* [Goal of the exercise] For every line in the records that has the word "JSON", make a copy.

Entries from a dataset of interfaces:
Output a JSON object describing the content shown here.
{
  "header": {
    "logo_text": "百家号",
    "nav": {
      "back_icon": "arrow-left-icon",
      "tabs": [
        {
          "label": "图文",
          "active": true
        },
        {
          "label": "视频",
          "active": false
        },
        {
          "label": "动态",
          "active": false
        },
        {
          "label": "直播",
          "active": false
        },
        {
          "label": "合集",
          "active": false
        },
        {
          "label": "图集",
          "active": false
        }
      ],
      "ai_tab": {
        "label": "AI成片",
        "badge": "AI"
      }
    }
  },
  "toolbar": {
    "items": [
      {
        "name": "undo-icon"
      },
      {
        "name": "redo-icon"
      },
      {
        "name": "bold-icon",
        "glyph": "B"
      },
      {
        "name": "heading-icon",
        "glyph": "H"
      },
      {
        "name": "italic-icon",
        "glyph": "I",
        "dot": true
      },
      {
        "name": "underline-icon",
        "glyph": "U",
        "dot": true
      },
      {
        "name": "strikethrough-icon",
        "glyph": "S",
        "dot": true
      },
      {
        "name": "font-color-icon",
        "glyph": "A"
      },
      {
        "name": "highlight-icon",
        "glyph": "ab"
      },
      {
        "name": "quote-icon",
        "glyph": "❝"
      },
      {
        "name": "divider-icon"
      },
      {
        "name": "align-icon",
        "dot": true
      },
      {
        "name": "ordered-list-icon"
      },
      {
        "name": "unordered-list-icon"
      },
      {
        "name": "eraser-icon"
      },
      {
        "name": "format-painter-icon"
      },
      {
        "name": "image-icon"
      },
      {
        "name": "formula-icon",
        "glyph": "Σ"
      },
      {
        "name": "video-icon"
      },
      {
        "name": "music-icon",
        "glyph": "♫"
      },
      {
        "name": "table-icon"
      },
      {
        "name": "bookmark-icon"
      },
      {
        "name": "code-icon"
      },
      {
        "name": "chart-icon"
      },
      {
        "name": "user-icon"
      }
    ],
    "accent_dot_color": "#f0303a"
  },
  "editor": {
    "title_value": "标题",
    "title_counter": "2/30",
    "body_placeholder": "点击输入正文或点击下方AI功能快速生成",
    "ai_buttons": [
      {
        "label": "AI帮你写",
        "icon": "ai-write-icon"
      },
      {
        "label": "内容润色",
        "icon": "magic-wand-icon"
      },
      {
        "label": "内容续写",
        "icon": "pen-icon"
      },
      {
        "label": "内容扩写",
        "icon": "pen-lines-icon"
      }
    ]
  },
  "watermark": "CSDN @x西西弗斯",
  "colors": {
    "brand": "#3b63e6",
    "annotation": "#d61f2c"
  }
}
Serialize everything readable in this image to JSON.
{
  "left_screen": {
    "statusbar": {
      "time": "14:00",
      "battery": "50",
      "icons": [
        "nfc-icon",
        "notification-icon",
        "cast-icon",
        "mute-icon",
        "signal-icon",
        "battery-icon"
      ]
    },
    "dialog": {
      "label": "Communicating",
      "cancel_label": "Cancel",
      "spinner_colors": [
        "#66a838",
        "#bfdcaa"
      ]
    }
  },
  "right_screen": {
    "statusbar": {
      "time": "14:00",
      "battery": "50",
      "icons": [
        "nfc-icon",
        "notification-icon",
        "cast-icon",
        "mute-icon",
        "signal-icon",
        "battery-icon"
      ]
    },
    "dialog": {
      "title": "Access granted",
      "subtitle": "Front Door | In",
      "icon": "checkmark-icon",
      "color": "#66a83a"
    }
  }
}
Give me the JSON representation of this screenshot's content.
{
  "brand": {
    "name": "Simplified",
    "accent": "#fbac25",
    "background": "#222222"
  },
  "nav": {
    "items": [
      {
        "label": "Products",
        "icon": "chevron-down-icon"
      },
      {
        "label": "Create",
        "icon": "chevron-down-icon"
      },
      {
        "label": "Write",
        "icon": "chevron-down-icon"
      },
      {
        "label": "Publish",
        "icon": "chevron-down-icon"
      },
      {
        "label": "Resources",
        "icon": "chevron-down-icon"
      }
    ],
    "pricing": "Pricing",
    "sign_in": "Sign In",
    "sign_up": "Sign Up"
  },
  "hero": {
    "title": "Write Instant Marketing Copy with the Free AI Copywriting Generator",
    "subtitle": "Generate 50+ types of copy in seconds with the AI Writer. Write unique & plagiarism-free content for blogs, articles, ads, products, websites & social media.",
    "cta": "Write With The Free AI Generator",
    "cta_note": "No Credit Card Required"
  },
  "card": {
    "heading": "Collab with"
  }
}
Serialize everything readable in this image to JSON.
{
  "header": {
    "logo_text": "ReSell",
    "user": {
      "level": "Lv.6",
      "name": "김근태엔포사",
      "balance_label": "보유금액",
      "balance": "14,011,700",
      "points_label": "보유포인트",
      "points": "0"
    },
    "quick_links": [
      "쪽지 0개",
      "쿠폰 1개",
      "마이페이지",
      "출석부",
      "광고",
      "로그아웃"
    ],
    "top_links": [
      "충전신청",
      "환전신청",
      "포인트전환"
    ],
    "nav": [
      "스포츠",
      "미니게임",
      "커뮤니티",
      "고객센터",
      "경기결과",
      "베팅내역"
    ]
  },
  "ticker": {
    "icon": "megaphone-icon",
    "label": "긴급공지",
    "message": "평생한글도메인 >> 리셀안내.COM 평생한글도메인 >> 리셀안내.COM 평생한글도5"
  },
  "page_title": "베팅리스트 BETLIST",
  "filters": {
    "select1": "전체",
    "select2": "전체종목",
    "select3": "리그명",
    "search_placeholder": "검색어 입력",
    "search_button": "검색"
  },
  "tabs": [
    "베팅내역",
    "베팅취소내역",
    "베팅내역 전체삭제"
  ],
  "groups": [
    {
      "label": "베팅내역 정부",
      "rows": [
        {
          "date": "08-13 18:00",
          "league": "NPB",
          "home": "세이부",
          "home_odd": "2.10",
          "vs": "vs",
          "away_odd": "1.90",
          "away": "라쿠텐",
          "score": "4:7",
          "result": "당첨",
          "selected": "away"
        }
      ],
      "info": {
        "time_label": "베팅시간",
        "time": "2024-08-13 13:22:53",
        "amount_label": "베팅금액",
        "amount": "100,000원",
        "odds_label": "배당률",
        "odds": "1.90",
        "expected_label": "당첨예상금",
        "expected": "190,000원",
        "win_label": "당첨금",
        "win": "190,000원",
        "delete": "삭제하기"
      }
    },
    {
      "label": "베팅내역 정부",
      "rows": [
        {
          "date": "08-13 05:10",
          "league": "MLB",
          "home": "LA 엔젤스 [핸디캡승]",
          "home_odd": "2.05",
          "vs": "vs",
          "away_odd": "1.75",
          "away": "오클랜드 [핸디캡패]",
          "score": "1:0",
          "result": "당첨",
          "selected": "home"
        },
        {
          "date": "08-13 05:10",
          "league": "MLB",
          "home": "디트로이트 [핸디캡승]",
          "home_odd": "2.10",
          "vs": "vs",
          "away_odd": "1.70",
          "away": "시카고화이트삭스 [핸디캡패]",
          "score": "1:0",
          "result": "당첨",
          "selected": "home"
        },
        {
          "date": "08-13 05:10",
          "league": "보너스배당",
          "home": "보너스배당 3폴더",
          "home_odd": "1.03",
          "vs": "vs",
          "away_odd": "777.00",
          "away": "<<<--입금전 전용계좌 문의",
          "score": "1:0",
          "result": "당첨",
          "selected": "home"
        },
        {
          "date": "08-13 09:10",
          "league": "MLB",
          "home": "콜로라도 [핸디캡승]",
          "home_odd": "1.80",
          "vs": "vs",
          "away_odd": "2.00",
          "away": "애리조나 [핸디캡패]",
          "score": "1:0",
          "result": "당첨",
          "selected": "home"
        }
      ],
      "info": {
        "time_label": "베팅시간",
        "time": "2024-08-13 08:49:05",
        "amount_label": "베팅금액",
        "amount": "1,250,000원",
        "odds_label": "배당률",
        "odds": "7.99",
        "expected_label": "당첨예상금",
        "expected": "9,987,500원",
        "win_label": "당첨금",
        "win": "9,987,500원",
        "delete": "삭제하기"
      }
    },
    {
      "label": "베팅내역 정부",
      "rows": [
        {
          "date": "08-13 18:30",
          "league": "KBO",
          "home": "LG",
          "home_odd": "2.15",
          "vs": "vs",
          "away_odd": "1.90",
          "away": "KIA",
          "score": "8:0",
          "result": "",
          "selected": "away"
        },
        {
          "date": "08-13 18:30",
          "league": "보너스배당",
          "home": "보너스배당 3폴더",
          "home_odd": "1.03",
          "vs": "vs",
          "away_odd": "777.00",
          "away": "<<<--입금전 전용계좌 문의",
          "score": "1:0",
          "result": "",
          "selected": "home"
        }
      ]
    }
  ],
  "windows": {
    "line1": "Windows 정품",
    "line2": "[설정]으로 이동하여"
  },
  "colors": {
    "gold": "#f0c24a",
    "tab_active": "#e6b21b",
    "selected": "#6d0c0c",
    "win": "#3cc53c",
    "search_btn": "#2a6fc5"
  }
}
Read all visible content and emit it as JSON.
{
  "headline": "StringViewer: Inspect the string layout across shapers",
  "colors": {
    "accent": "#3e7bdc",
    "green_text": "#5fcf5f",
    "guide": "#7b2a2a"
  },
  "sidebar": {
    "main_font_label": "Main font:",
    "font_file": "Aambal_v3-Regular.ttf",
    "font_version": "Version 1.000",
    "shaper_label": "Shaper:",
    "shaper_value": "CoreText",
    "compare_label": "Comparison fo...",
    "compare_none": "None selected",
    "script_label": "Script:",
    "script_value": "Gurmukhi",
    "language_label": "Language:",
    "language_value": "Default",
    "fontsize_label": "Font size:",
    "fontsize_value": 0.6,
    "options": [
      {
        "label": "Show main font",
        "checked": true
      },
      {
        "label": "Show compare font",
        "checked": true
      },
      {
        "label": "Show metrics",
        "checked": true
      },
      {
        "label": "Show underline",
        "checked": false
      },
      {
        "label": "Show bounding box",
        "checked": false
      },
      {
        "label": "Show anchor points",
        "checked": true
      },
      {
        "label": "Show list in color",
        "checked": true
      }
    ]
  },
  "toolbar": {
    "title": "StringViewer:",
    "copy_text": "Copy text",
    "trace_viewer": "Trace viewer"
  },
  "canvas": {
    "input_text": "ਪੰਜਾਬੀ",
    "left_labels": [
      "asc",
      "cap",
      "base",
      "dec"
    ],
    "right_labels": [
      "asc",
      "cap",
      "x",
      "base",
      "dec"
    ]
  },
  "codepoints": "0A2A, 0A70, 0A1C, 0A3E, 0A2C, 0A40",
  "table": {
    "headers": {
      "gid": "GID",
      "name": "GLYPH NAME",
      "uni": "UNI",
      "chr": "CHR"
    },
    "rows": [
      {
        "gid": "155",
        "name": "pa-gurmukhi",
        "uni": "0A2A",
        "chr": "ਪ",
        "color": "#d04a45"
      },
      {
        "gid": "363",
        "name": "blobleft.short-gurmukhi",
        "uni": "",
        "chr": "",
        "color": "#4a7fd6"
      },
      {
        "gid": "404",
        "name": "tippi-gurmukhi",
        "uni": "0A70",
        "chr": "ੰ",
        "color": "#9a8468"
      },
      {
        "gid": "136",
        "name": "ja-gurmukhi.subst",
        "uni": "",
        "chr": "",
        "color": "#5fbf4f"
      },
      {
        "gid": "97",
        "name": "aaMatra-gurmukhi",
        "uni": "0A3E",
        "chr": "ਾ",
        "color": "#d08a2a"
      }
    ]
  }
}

* [Answer area]
Output a JSON object describing the content shown here.
Serialize everything readable in this image to JSON.
Give me the JSON representation of this screenshot's content.
Serialize everything readable in this image to JSON.
Read all visible content and emit it as JSON.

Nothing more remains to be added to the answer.